31 January 2023 | News
Two-pronged attack of a “forgotten drug” simultaneously targets two cancer-causing pathways of leukaemia to stop the disease in its tracks
Image credit: NUS Singapore
A team of researchers from the Cancer Science Institute of Singapore (CSI Singapore) at the National University of Singapore, led by Associate Professor Takaomi Sanda and Dr Lim Fang Qi, has breathed new life into an existing drug — combatting a type of blood cancer called T-cell acute lymphoblastic leukaemia, or T-ALL.
The drug, called PIK-75, was initially discovered over a decade ago but was dismissed in favour of newer ones. Now, it has made a comeback that deems it unmissable. The researchers have established that the drug could block not just one but two crucial cancer-causing pathways of T-ALL, enabling them to develop new treatments that could effectively stem the disease.

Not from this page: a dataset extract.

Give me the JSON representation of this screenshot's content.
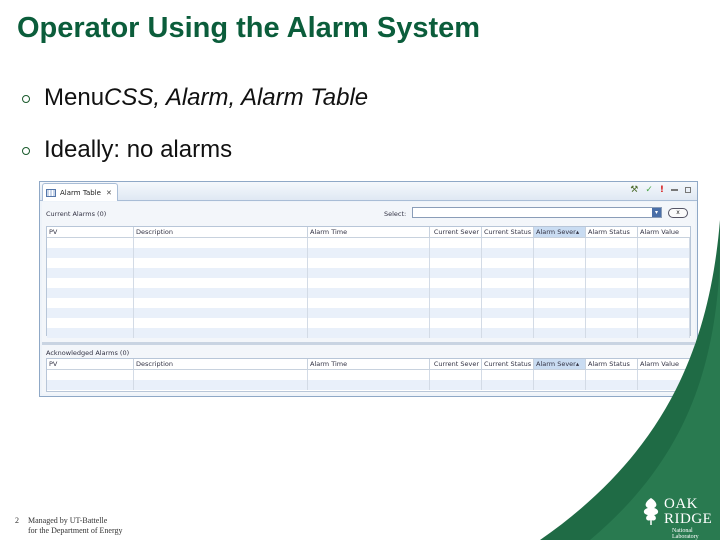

Predominantly afflicting children, T-ALL is aggressive and progresses rapidly, affecting stem cells in the bone marrow that produce T-cells, which help maintain an individual’s ability to fight off infection. The condition results in the formation of immature, or ill-developed, T-cells that accumulate and overwhelm their normal counterparts, thereby compromising the patient’s immunity. Many patients who have previously recovered from paediatric T-ALL suffer from relapse, and in some cases even fail to respond to first-line therapy.
As the dual-inhibition mechanism of the novel drug is highly feasible in a clinical setting, the researchers are now looking to develop a soluble analogue of the drug, which is currently in an insoluble form, so that it can eventually be administered to patients.
“We are delving deeper into the pathogenesis of cancers to uncover more life-saving insights. We also plan to unearth more novel drugs that can efficiently inhibit the primary oncogenic mechanisms of T-ALL”, said the researchers.